Times a-changin’ New Scientist now hails mind over matter
|September 3, 2018||Posted by News under Intelligent Design, Medicine, Mind, Neuroscience|
No, really. Here’s what they say in 2018 about the placebo effect (you start to get better when you think you are getting better):
“OUR minds aren’t passive observers simply observing reality as it is; our minds actually change reality. The reality we experience tomorrow is partly the product of the mindsets we hold today.” That’s what Alia Crum told global movers and shakers at this year’s World Economic Forum in Davos, Switzerland. It may sound like New Age nonsense, but Crum, who heads the Mind & Body lab at Stanford University in California, can back up her claims with hard evidence showing the mysterious influence the mind has over our health and well-being.David Robson, “How a positive mind really can create a healthier body” at New Scientist
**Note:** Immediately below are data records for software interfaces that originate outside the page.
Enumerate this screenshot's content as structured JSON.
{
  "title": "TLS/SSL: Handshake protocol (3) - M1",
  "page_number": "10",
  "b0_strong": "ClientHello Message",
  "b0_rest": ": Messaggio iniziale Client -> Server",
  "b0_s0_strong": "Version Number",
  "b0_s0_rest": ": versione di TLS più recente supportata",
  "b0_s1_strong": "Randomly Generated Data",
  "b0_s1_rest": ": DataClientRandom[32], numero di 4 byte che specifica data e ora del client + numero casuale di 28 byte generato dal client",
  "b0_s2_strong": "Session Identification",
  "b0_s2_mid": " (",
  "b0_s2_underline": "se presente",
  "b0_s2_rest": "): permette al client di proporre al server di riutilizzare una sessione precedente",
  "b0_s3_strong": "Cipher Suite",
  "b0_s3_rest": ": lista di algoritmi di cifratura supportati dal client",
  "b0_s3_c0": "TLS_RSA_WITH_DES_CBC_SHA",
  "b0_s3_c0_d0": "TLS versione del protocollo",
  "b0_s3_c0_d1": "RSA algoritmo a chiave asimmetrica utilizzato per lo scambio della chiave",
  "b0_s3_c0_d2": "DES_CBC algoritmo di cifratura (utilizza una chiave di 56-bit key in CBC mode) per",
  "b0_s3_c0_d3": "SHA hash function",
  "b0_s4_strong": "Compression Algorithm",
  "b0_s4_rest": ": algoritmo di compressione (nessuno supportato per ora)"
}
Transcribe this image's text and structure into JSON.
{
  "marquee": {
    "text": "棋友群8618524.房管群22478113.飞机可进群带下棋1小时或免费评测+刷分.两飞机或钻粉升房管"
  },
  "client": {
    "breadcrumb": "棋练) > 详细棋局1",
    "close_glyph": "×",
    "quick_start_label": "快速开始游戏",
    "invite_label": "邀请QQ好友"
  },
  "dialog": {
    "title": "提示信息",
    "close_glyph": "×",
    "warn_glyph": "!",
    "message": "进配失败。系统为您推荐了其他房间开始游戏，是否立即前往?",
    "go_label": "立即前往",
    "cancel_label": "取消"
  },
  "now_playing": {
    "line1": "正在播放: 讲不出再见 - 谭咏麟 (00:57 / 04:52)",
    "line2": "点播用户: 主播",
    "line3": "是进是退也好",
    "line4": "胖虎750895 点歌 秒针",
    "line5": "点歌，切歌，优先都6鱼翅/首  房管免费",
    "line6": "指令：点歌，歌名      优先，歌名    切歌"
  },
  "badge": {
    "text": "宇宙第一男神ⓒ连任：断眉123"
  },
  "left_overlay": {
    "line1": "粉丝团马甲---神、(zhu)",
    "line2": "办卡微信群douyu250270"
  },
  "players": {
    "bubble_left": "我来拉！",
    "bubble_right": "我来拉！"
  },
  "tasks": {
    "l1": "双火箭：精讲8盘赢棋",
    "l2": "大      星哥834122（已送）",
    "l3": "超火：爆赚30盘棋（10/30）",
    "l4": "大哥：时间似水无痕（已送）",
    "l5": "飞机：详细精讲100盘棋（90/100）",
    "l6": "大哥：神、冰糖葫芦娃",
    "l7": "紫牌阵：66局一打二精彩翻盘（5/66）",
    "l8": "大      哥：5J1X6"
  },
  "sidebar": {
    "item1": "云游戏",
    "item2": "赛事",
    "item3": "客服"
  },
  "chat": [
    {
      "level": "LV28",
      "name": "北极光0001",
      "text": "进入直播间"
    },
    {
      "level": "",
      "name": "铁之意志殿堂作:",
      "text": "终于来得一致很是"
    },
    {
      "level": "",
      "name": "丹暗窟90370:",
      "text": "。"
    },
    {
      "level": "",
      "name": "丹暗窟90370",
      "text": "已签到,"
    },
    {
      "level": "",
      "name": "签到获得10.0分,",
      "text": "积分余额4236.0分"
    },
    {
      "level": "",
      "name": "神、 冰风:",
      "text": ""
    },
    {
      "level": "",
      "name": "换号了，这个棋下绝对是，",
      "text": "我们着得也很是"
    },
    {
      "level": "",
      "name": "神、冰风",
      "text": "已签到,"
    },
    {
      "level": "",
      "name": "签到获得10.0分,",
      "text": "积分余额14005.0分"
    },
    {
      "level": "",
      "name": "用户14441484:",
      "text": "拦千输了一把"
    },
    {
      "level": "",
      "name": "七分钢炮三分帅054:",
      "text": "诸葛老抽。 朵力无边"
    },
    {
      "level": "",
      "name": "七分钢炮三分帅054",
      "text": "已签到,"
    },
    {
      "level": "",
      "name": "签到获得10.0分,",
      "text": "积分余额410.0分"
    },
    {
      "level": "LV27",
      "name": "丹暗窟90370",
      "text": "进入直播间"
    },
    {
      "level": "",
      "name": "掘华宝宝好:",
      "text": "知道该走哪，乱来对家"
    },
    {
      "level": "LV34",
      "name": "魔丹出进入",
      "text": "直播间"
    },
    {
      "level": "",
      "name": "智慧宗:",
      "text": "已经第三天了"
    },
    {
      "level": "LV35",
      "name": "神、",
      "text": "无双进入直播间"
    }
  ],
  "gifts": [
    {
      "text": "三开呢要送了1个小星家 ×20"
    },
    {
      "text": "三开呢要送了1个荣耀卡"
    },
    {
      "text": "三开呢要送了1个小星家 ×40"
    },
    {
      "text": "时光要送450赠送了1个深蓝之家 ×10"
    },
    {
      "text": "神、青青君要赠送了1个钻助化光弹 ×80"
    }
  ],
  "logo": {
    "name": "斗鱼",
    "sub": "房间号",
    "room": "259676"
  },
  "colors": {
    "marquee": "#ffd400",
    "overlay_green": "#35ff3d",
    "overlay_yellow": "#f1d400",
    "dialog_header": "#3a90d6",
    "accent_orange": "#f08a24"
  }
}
“Mysterious influence”? Isn’t the mind just an evolved illusion, as Darwinian philosopher Daniel Dennett insists?
New Scientist types didn’t always think about the placebo effect this way: In 2005, New Scientist listed the placebo effect as Number 1 among 13 things that do not make sense, things that need to be explained away
They started turning around in 2015: They wanted to try to “harness” what didn’t make sense.
Well, good. But given the trends we see among non-religious people today, someone, please stop them before they get to ghosts and magic and stuff.
The fact that the mind is real but not a material entity does not lend credibility to just anything that people who have known that all along have, at times, believed. 😉
See also: Parkinson’s patients learn to use placebos?
Human mind: Knowingly taking fake pills actually eases pain
The brain is not a “meat computer” Dramatic recoveries from brain injury highlight the difference
Boy loses large hunk of brain. And is “doing just fine.” When pundits talk glibly of creating artificial minds or claim that consciousness is an illusion, it might help to remember that few predicted cases like this could exist or thought that high tech diagnostics would lead to their discovery.